(Beginning of Data extracts)

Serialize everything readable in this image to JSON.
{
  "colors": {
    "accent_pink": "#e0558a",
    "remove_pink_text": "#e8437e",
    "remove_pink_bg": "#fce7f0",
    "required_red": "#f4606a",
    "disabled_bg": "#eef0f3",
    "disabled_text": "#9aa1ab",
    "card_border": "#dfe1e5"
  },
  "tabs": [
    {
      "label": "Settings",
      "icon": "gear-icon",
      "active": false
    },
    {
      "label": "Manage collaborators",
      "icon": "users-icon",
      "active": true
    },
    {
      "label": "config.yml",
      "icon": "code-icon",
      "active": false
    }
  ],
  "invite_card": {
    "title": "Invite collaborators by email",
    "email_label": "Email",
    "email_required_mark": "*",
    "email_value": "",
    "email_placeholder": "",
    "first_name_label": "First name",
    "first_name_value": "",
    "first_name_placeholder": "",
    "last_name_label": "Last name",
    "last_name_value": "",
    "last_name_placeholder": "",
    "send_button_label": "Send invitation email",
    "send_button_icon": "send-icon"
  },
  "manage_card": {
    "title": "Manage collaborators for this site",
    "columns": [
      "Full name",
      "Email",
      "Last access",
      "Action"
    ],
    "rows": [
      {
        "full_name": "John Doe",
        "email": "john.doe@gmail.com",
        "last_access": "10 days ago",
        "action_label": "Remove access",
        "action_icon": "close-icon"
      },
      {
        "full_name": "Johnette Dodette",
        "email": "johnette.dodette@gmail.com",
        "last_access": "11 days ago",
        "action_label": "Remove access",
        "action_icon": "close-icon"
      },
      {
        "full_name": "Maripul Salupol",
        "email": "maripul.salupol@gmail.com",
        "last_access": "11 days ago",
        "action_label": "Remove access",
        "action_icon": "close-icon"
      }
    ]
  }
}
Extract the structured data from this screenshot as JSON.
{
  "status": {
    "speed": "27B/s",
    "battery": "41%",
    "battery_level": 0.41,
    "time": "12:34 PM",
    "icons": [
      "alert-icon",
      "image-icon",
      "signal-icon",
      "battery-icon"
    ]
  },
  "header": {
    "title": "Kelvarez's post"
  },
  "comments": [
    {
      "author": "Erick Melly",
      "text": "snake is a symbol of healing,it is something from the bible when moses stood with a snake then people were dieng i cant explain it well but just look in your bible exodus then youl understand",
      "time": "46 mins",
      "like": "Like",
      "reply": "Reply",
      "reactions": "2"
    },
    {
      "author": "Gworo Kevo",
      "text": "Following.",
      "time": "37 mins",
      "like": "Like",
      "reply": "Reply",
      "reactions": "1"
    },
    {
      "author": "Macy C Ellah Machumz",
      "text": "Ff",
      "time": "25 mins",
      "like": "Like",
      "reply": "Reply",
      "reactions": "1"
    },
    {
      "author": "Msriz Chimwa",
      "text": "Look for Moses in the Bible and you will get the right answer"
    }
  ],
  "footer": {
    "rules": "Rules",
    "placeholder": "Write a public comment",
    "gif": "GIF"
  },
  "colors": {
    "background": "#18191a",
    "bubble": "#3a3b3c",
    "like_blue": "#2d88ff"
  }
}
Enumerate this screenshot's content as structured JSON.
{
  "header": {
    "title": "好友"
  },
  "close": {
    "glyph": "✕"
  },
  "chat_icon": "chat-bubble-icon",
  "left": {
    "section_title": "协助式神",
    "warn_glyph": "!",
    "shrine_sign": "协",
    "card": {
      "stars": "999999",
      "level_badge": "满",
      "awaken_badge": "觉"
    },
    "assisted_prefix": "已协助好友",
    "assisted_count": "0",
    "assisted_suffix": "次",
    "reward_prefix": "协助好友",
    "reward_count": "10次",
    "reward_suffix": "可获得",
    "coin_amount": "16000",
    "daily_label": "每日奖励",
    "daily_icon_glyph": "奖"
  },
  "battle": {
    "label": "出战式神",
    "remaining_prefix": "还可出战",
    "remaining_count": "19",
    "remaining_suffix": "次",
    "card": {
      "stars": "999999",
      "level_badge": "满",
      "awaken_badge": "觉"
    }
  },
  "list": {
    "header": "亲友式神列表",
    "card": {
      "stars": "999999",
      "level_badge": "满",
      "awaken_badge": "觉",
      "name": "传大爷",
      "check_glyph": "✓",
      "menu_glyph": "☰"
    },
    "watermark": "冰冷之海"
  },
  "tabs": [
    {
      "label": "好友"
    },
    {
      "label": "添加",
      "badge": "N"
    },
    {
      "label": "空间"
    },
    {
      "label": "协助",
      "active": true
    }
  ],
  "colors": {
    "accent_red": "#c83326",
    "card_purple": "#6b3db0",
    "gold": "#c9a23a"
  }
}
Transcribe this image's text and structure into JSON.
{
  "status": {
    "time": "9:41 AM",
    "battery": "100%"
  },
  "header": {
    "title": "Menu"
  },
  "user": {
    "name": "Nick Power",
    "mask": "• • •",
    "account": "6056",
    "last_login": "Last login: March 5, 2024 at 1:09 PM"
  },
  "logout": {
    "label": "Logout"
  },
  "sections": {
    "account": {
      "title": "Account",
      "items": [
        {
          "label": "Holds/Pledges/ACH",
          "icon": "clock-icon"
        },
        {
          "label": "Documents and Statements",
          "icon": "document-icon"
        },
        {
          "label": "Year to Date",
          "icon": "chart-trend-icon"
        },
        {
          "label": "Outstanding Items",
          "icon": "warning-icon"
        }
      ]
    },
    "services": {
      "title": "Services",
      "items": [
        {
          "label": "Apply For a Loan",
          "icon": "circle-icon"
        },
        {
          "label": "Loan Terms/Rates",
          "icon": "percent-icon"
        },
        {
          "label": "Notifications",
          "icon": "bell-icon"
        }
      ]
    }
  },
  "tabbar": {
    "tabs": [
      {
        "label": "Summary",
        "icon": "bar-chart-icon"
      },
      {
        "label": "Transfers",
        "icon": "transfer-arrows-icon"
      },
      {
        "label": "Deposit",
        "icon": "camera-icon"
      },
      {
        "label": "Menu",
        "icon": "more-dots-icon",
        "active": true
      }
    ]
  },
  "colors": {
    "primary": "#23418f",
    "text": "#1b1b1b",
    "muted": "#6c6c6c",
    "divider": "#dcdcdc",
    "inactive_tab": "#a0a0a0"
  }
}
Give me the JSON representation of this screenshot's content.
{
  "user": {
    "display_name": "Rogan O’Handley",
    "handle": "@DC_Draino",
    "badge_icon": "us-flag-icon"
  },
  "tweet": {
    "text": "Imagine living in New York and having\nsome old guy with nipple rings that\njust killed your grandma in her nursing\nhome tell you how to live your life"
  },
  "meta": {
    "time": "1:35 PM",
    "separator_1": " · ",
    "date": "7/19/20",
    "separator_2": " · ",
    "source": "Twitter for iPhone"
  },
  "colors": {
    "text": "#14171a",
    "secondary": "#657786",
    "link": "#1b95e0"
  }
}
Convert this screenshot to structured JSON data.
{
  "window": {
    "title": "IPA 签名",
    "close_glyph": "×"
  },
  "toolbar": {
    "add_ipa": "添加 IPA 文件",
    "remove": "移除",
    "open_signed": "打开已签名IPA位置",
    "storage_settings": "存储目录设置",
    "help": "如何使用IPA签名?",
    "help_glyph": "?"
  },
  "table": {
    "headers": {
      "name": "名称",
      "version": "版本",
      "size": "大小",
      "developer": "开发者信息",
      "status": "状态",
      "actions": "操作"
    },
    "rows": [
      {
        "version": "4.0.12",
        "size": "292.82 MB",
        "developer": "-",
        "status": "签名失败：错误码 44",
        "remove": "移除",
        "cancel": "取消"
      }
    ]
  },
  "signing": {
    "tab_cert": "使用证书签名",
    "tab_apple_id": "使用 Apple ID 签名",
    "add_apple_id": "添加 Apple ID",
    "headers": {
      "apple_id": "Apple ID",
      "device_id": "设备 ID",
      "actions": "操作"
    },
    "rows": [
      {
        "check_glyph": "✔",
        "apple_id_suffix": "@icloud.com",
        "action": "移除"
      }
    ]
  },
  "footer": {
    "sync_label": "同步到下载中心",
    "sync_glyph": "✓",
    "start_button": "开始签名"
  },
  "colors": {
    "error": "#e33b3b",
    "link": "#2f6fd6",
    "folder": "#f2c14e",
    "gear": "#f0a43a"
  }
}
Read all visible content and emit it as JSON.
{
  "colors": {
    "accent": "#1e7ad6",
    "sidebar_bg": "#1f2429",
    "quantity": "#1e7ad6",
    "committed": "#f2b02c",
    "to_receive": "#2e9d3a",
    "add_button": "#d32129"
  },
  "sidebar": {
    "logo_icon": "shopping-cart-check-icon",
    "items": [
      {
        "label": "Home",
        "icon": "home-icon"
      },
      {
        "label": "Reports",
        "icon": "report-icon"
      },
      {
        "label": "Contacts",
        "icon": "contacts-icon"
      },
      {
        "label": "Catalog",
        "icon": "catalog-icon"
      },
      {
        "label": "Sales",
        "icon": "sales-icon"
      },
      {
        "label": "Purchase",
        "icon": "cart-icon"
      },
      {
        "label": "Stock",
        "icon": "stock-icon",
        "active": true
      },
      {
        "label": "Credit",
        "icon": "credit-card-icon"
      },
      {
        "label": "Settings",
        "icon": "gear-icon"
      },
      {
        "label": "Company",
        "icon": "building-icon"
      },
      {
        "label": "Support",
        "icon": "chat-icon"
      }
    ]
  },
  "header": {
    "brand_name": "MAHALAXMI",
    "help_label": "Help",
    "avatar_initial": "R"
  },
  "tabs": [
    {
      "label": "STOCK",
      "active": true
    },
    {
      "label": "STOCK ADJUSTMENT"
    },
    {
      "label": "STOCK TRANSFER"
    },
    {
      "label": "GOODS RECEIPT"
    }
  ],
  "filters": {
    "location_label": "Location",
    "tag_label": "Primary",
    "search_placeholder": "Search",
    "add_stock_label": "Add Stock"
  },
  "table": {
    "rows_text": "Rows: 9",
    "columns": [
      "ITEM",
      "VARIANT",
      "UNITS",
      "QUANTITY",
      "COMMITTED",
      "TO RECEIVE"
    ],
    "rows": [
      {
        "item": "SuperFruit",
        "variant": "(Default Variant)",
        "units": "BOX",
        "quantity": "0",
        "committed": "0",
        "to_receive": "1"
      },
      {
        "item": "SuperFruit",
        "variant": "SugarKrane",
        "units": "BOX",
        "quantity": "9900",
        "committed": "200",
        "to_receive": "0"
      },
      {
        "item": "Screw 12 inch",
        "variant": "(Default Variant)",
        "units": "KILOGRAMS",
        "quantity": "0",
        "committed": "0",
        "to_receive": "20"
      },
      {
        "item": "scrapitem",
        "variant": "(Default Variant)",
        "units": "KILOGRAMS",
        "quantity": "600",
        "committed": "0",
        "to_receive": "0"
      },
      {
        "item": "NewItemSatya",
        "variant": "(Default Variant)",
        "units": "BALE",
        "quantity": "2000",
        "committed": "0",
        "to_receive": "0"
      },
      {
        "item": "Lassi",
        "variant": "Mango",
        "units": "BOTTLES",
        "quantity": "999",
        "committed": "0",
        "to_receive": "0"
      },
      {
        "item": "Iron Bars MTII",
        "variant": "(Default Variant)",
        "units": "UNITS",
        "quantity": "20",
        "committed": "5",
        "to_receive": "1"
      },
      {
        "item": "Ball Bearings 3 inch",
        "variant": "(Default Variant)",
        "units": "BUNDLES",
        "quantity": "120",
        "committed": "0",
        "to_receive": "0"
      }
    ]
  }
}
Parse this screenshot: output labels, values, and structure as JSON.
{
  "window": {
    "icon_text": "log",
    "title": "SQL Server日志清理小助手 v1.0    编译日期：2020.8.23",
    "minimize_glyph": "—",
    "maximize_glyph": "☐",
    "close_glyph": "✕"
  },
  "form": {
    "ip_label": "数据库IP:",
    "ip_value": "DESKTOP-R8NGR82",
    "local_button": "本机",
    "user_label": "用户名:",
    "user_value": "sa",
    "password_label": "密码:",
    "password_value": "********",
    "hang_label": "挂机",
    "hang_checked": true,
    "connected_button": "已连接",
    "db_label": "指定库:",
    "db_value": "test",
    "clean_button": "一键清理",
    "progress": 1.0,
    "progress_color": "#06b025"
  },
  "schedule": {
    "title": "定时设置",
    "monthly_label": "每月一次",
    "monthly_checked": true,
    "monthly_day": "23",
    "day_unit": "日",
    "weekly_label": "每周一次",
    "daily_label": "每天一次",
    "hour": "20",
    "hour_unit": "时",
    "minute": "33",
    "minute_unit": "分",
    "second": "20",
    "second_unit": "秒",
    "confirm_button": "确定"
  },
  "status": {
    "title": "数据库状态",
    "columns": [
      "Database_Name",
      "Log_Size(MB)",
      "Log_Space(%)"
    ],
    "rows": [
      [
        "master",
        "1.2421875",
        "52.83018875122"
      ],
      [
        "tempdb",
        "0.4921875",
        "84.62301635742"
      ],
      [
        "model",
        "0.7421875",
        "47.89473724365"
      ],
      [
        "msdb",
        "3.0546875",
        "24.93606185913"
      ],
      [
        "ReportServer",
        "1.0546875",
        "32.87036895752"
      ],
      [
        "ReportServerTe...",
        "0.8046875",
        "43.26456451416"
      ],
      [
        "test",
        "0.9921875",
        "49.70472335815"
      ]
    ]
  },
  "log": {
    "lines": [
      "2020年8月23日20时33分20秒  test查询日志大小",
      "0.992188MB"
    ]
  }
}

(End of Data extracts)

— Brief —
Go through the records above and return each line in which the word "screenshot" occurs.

— Problem solution —
Extract the structured data from this screenshot as JSON.
Enumerate this screenshot's content as structured JSON.
Give me the JSON representation of this screenshot's content.
Convert this screenshot to structured JSON data.
Parse this screenshot: output labels, values, and structure as JSON.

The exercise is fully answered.